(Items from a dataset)
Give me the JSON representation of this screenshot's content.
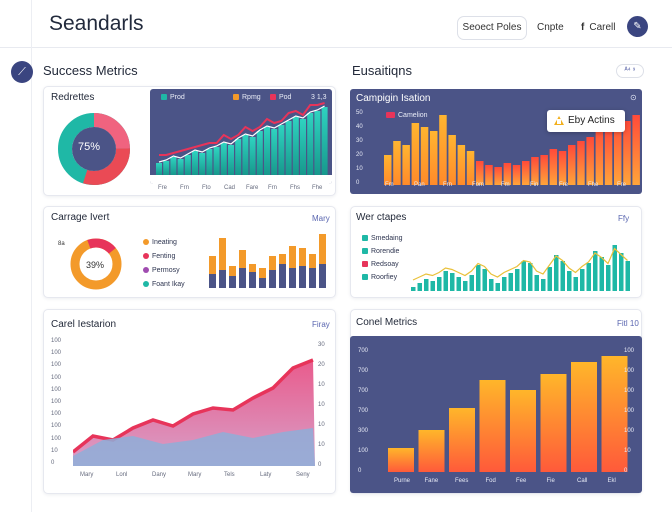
{
  "header": {
    "brand": "Seandarls",
    "select_button": "Seoect Poles",
    "link_1": "Cnpte",
    "link_2_icon": "facebook-icon",
    "link_2": "Carell",
    "avatar_icon": "user-icon"
  },
  "sidebar": {
    "icon": "chart-line-icon"
  },
  "sections": {
    "left_title": "Success Metrics",
    "right_title": "Eusaitiqns",
    "right_pill": "ᴬ⁴ ⁹"
  },
  "card_1": {
    "title": "Redrettes",
    "donut_label": "75%",
    "legend": [
      "Prod",
      "Rpmg",
      "Pod"
    ],
    "legend_value": "3 1,3",
    "x_ticks": [
      "Fre",
      "Frn",
      "Fto",
      "Cad",
      "Fare",
      "Frn",
      "Fhs",
      "Fhe"
    ]
  },
  "card_2": {
    "title": "Campigin Isation",
    "legend": "Camelion",
    "badge": "Eby Actins",
    "y_ticks": [
      "50",
      "40",
      "30",
      "20",
      "10",
      "0"
    ],
    "x_ticks": [
      "Fm",
      "Pan",
      "Frn",
      "Fom",
      "Fm",
      "Fin",
      "Fre",
      "Fhe",
      "Fre"
    ]
  },
  "card_3": {
    "title": "Carrage Ivert",
    "link": "Mary",
    "donut_label": "39%",
    "donut_side": "8a",
    "legend": [
      "Ineating",
      "Fenting",
      "Permosy",
      "Foant Ikay"
    ],
    "legend_colors": [
      "#f39a2a",
      "#e7345a",
      "#a04cb0",
      "#1fb8a6"
    ]
  },
  "card_4": {
    "title": "Wer ctapes",
    "link": "Ffy",
    "legend": [
      "Smedaing",
      "Rorendie",
      "Redsoay",
      "Roorfiey"
    ],
    "legend_colors": [
      "#1fb8a6",
      "#1fb8a6",
      "#e7345a",
      "#1fb8a6"
    ]
  },
  "card_5": {
    "title": "Carel Iestarion",
    "link": "Firay",
    "y_ticks": [
      "100",
      "100",
      "100",
      "100",
      "100",
      "100",
      "100",
      "100",
      "100",
      "10",
      "0"
    ],
    "y_right_ticks": [
      "30",
      "20",
      "10",
      "10",
      "10",
      "10",
      "0"
    ],
    "x_ticks": [
      "Mary",
      "Lonl",
      "Dany",
      "Mary",
      "Tels",
      "Laty",
      "Seny"
    ]
  },
  "card_6": {
    "title": "Conel Metrics",
    "link": "Fitl 10",
    "y_ticks": [
      "700",
      "700",
      "700",
      "700",
      "300",
      "100",
      "0"
    ],
    "y_right_ticks": [
      "100",
      "100",
      "100",
      "100",
      "100",
      "10",
      "0"
    ],
    "x_ticks": [
      "Purne",
      "Fane",
      "Fees",
      "Fod",
      "Fee",
      "Fie",
      "Call",
      "Ekl"
    ]
  },
  "colors": {
    "dark_panel": "#4b5487",
    "teal": "#1fb8a6",
    "coral": "#e7345a",
    "orange": "#f39a2a",
    "indigo": "#3a4580"
  }
}
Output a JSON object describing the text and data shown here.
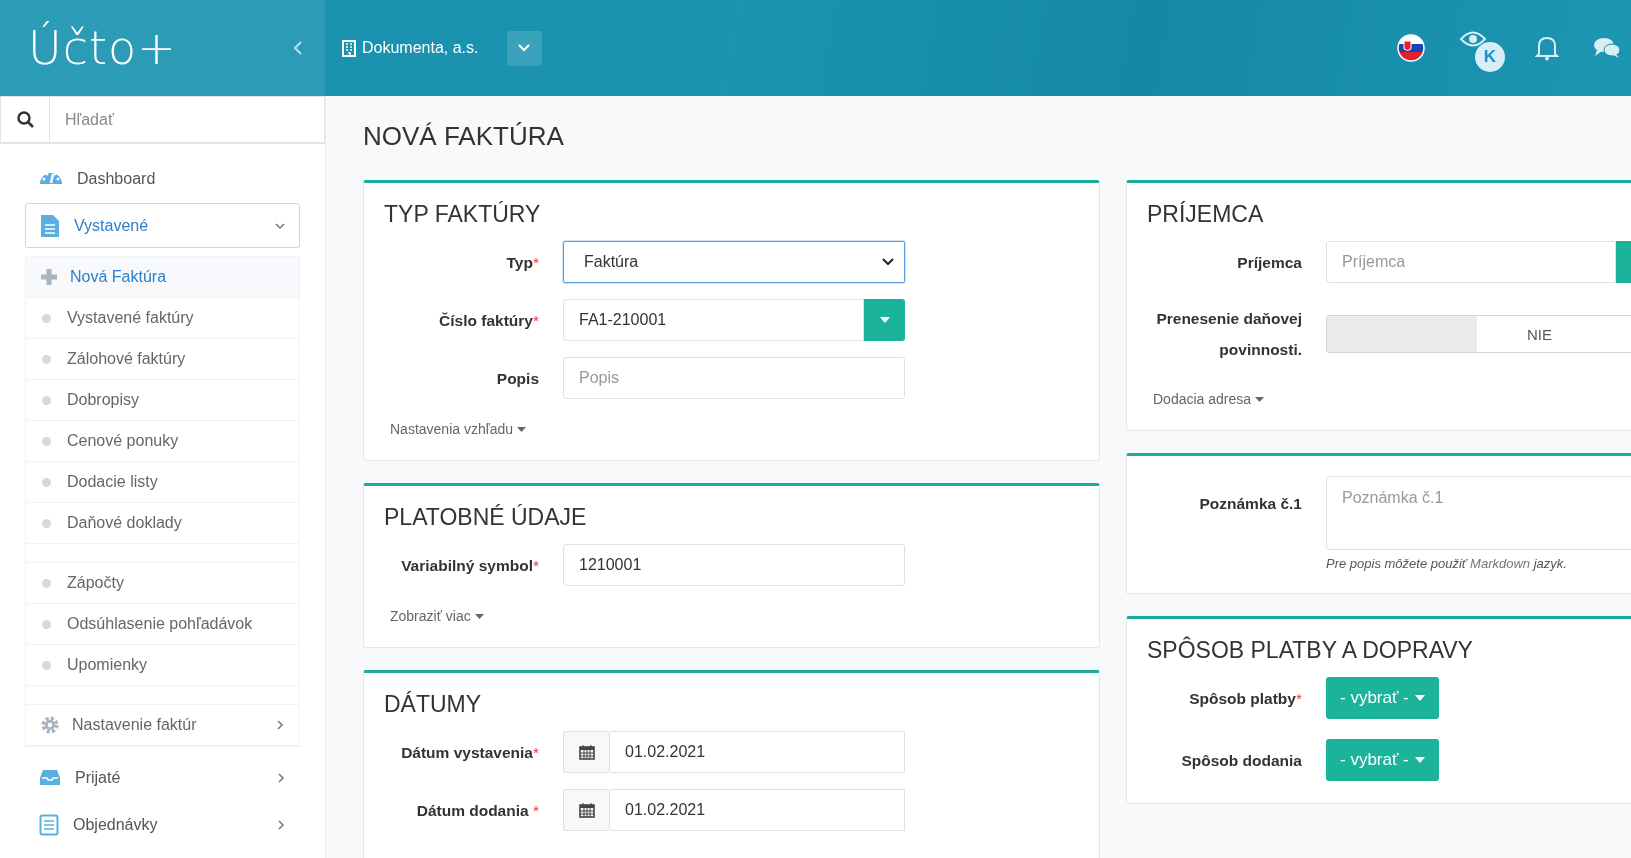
{
  "header": {
    "logo": "Účto+",
    "company": "Dokumenta, a.s.",
    "avatar_letter": "K"
  },
  "search": {
    "placeholder": "Hľadať"
  },
  "sidebar": {
    "items": [
      {
        "label": "Dashboard",
        "kind": "link"
      },
      {
        "label": "Vystavené",
        "kind": "group",
        "expanded": true,
        "children": [
          {
            "label": "Nová Faktúra",
            "kind": "new",
            "selected": true
          },
          {
            "label": "Vystavené faktúry",
            "kind": "bullet",
            "selected": false
          },
          {
            "label": "Zálohové faktúry",
            "kind": "bullet",
            "selected": false
          },
          {
            "label": "Dobropisy",
            "kind": "bullet",
            "selected": false
          },
          {
            "label": "Cenové ponuky",
            "kind": "bullet",
            "selected": false
          },
          {
            "label": "Dodacie listy",
            "kind": "bullet",
            "selected": false
          },
          {
            "label": "Daňové doklady",
            "kind": "bullet",
            "selected": false
          },
          {
            "kind": "spacer"
          },
          {
            "label": "Zápočty",
            "kind": "bullet",
            "selected": false
          },
          {
            "label": "Odsúhlasenie pohľadávok",
            "kind": "bullet",
            "selected": false
          },
          {
            "label": "Upomienky",
            "kind": "bullet",
            "selected": false
          },
          {
            "kind": "spacer"
          },
          {
            "label": "Nastavenie faktúr",
            "kind": "settings",
            "selected": false
          }
        ]
      },
      {
        "label": "Prijaté",
        "kind": "group",
        "expanded": false
      },
      {
        "label": "Objednávky",
        "kind": "group",
        "expanded": false
      }
    ]
  },
  "page_title": "NOVÁ FAKTÚRA",
  "left_cards": [
    {
      "title": "TYP FAKTÚRY",
      "fields": [
        {
          "label": "Typ",
          "required_mark": "*",
          "kind": "select",
          "value": "Faktúra"
        },
        {
          "label": "Číslo faktúry",
          "required_mark": "*",
          "kind": "input-dropdown",
          "value": "FA1-210001"
        },
        {
          "label": "Popis",
          "kind": "input",
          "placeholder": "Popis"
        }
      ],
      "more_link": "Nastavenia vzhľadu"
    },
    {
      "title": "PLATOBNÉ ÚDAJE",
      "fields": [
        {
          "label": "Variabilný symbol",
          "required_mark": "*",
          "kind": "input",
          "value": "1210001"
        }
      ],
      "more_link": "Zobraziť viac"
    },
    {
      "title": "DÁTUMY",
      "fields": [
        {
          "label": "Dátum vystavenia",
          "required_mark": "*",
          "kind": "date",
          "value": "01.02.2021"
        },
        {
          "label": "Dátum dodania ",
          "required_mark": "*",
          "kind": "date",
          "value": "01.02.2021"
        }
      ]
    }
  ],
  "right_cards": [
    {
      "title": "PRÍJEMCA",
      "fields": [
        {
          "label": "Príjemca",
          "kind": "input-button",
          "placeholder": "Príjemca"
        },
        {
          "label": "Prenesenie daňovej povinnosti.",
          "kind": "toggle",
          "on": false,
          "value": "NIE"
        }
      ],
      "more_link": "Dodacia adresa"
    },
    {
      "fields": [
        {
          "label": "Poznámka č.1",
          "kind": "textarea",
          "placeholder": "Poznámka č.1",
          "help": {
            "before": "Pre popis môžete použiť",
            "link": "Markdown",
            "after": "jazyk."
          }
        }
      ]
    },
    {
      "title": "SPÔSOB PLATBY A DOPRAVY",
      "fields": [
        {
          "label": "Spôsob platby",
          "required_mark": "*",
          "kind": "button-select",
          "value": "- vybrať -"
        },
        {
          "label": "Spôsob dodania",
          "kind": "button-select",
          "value": "- vybrať -"
        }
      ]
    }
  ]
}
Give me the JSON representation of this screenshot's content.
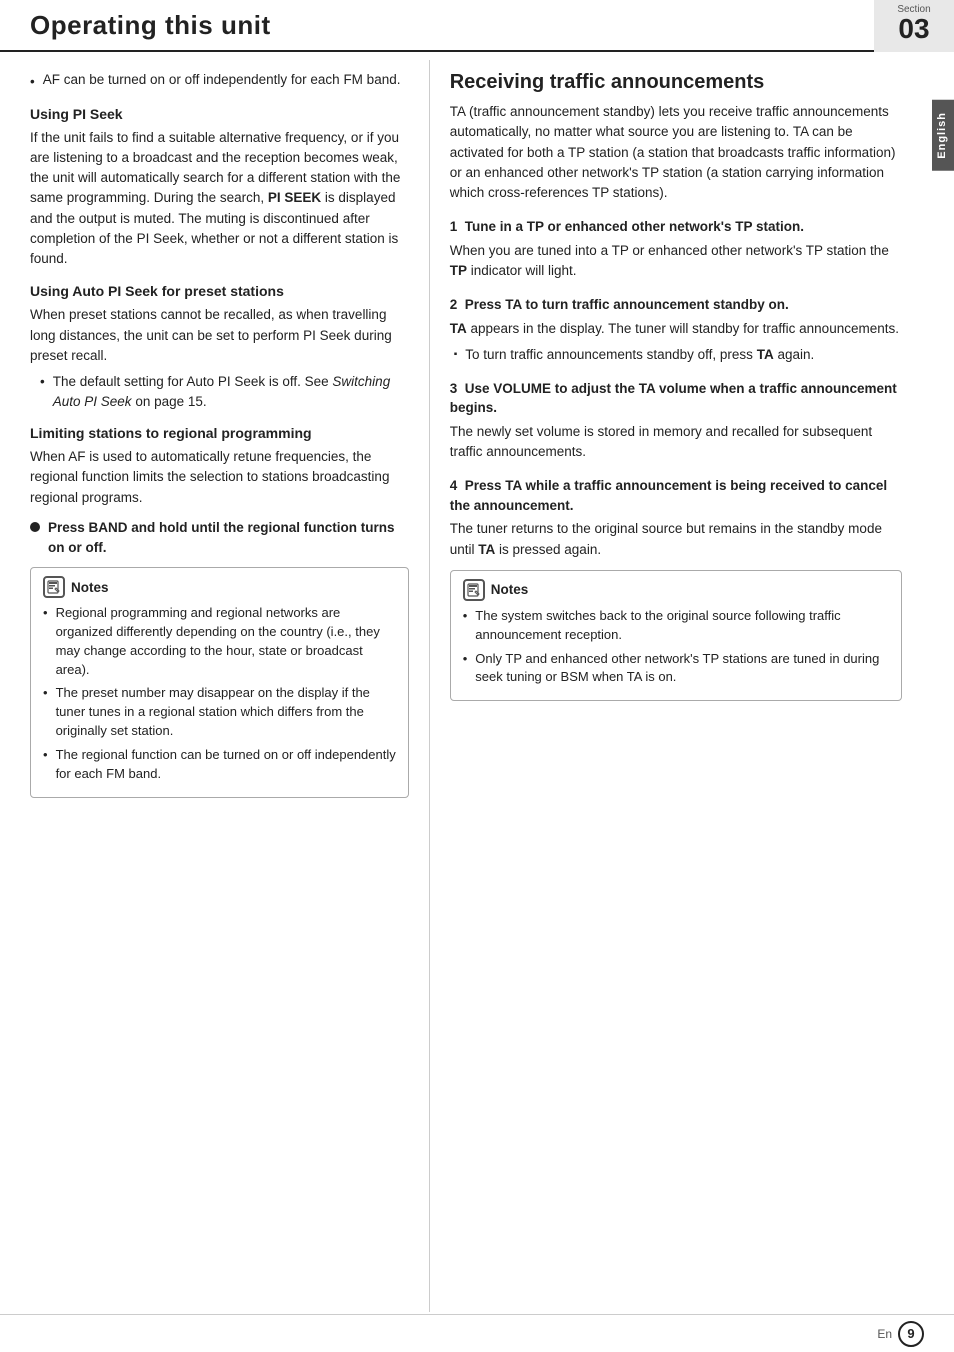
{
  "header": {
    "title": "Operating this unit",
    "section_label": "Section",
    "section_number": "03"
  },
  "english_tab": "English",
  "left_col": {
    "intro_bullet": "AF can be turned on or off independently for each FM band.",
    "using_pi_seek": {
      "heading": "Using PI Seek",
      "body": "If the unit fails to find a suitable alternative frequency, or if you are listening to a broadcast and the reception becomes weak, the unit will automatically search for a different station with the same programming. During the search,",
      "pi_seek_bold": "PI SEEK",
      "body2": "is displayed and the output is muted. The muting is discontinued after completion of the PI Seek, whether or not a different station is found."
    },
    "auto_pi_seek": {
      "heading": "Using Auto PI Seek for preset stations",
      "body": "When preset stations cannot be recalled, as when travelling long distances, the unit can be set to perform PI Seek during preset recall.",
      "bullet": "The default setting for Auto PI Seek is off. See",
      "bullet_italic": "Switching Auto PI Seek",
      "bullet2": "on page 15."
    },
    "limiting_stations": {
      "heading": "Limiting stations to regional programming",
      "body": "When AF is used to automatically retune frequencies, the regional function limits the selection to stations broadcasting regional programs.",
      "bold_bullet": "Press BAND and hold until the regional function turns on or off."
    },
    "notes": {
      "title": "Notes",
      "items": [
        "Regional programming and regional networks are organized differently depending on the country (i.e., they may change according to the hour, state or broadcast area).",
        "The preset number may disappear on the display if the tuner tunes in a regional station which differs from the originally set station.",
        "The regional function can be turned on or off independently for each FM band."
      ]
    }
  },
  "right_col": {
    "main_heading": "Receiving traffic announcements",
    "intro": "TA (traffic announcement standby) lets you receive traffic announcements automatically, no matter what source you are listening to. TA can be activated for both a TP station (a station that broadcasts traffic information) or an enhanced other network's TP station (a station carrying information which cross-references TP stations).",
    "steps": [
      {
        "number": "1",
        "heading": "Tune in a TP or enhanced other network's TP station.",
        "body": "When you are tuned into a TP or enhanced other network's TP station the",
        "bold_word": "TP",
        "body2": "indicator will light."
      },
      {
        "number": "2",
        "heading": "Press TA to turn traffic announcement standby on.",
        "bold_start": "TA",
        "body": "appears in the display. The tuner will standby for traffic announcements.",
        "sq_bullet": "To turn traffic announcements standby off, press",
        "sq_bold": "TA",
        "sq_end": "again."
      },
      {
        "number": "3",
        "heading": "Use VOLUME to adjust the TA volume when a traffic announcement begins.",
        "body": "The newly set volume is stored in memory and recalled for subsequent traffic announcements."
      },
      {
        "number": "4",
        "heading": "Press TA while a traffic announcement is being received to cancel the announcement.",
        "body": "The tuner returns to the original source but remains in the standby mode until",
        "bold_word": "TA",
        "body2": "is pressed again."
      }
    ],
    "notes": {
      "title": "Notes",
      "items": [
        "The system switches back to the original source following traffic announcement reception.",
        "Only TP and enhanced other network's TP stations are tuned in during seek tuning or BSM when TA is on."
      ]
    }
  },
  "footer": {
    "en_label": "En",
    "page_number": "9"
  }
}
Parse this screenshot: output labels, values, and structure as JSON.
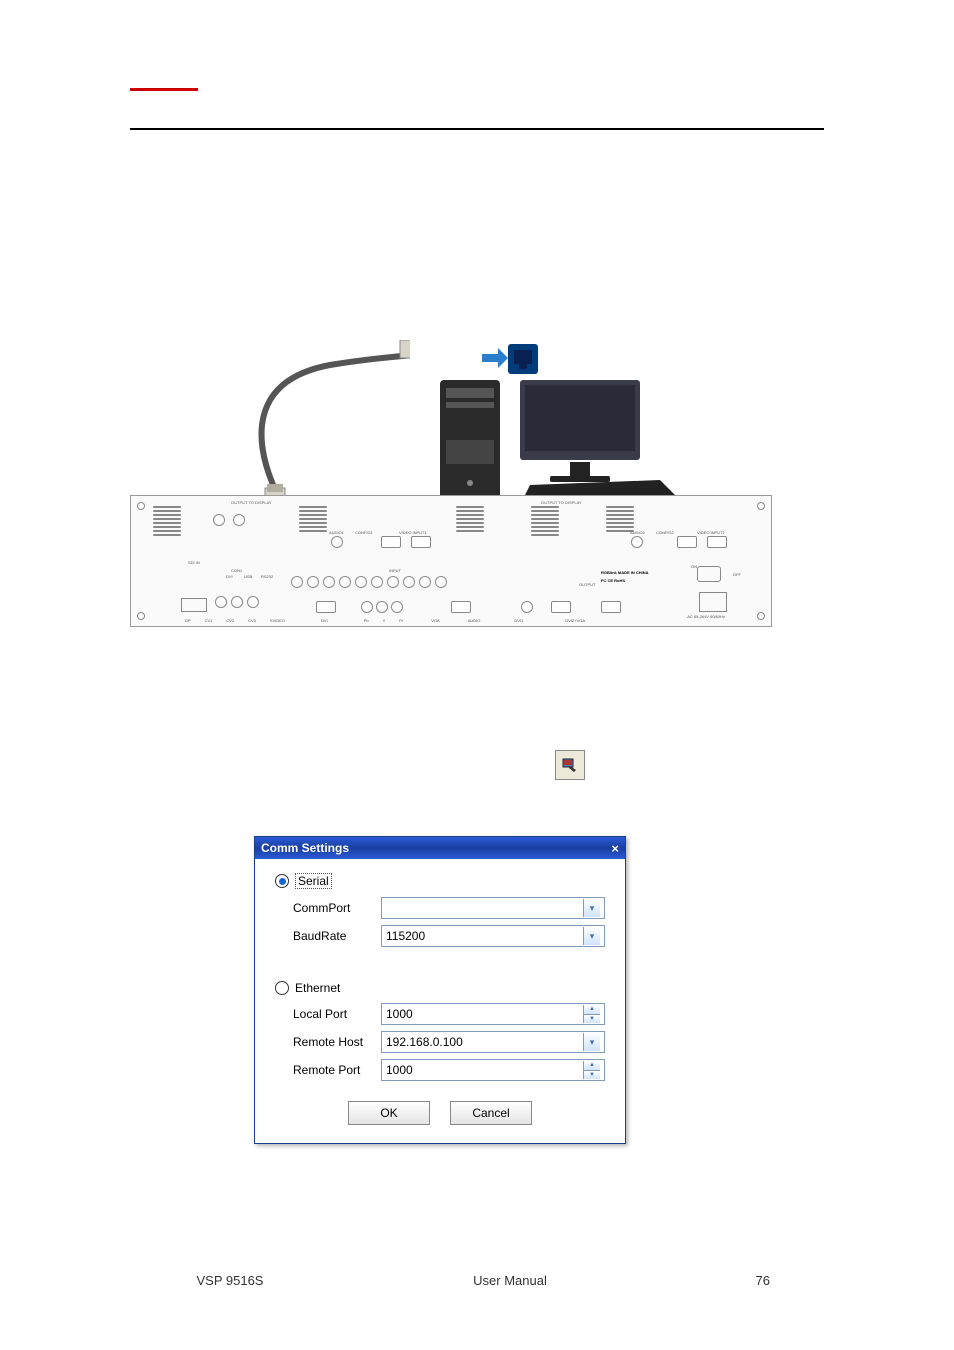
{
  "dialog": {
    "title": "Comm Settings",
    "close": "×",
    "serial_label": "Serial",
    "commport_label": "CommPort",
    "commport_value": "",
    "baudrate_label": "BaudRate",
    "baudrate_value": "115200",
    "ethernet_label": "Ethernet",
    "localport_label": "Local Port",
    "localport_value": "1000",
    "remotehost_label": "Remote Host",
    "remotehost_value": "192.168.0.100",
    "remoteport_label": "Remote Port",
    "remoteport_value": "1000",
    "ok_label": "OK",
    "cancel_label": "Cancel"
  },
  "panel": {
    "output1": "OUTPUT TO DISPLAY",
    "output2": "OUTPUT TO DISPLAY",
    "audio1": "AUDIO1",
    "config1": "CONFIG1",
    "video_input1": "VIDEO INPUT1",
    "audio2": "AUDIO2",
    "config2": "CONFIG2",
    "video_input2": "VIDEO INPUT2",
    "input": "INPUT",
    "output": "OUTPUT",
    "con1": "CON1",
    "sdi_in": "SDI IN",
    "usb": "USB",
    "rs232": "RS232",
    "dvi": "DVI",
    "made": "RGBlink MADE IN CHINA",
    "rohs": "FC CE RoHS",
    "on": "ON",
    "off": "OFF",
    "ac": "AC 85-264V 50/60Hz",
    "bottom_labels": [
      "DP",
      "CV1",
      "CV2",
      "CV3",
      "SVIDEO",
      "DVI",
      "Pb",
      "Y",
      "Pr",
      "VGA",
      "AUDIO",
      "DVI1",
      "DVI2+VGA"
    ]
  },
  "footer": {
    "model": "VSP 9516S",
    "title": "User Manual",
    "page": "76"
  }
}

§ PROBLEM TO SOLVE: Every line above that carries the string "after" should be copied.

§ OUTPUT OF THE EXERCISE:
            "after": "jazyk."
      "body2": "is displayed and the output is muted. The muting is discontinued after completion of the PI Seek, whether or not a different station is found."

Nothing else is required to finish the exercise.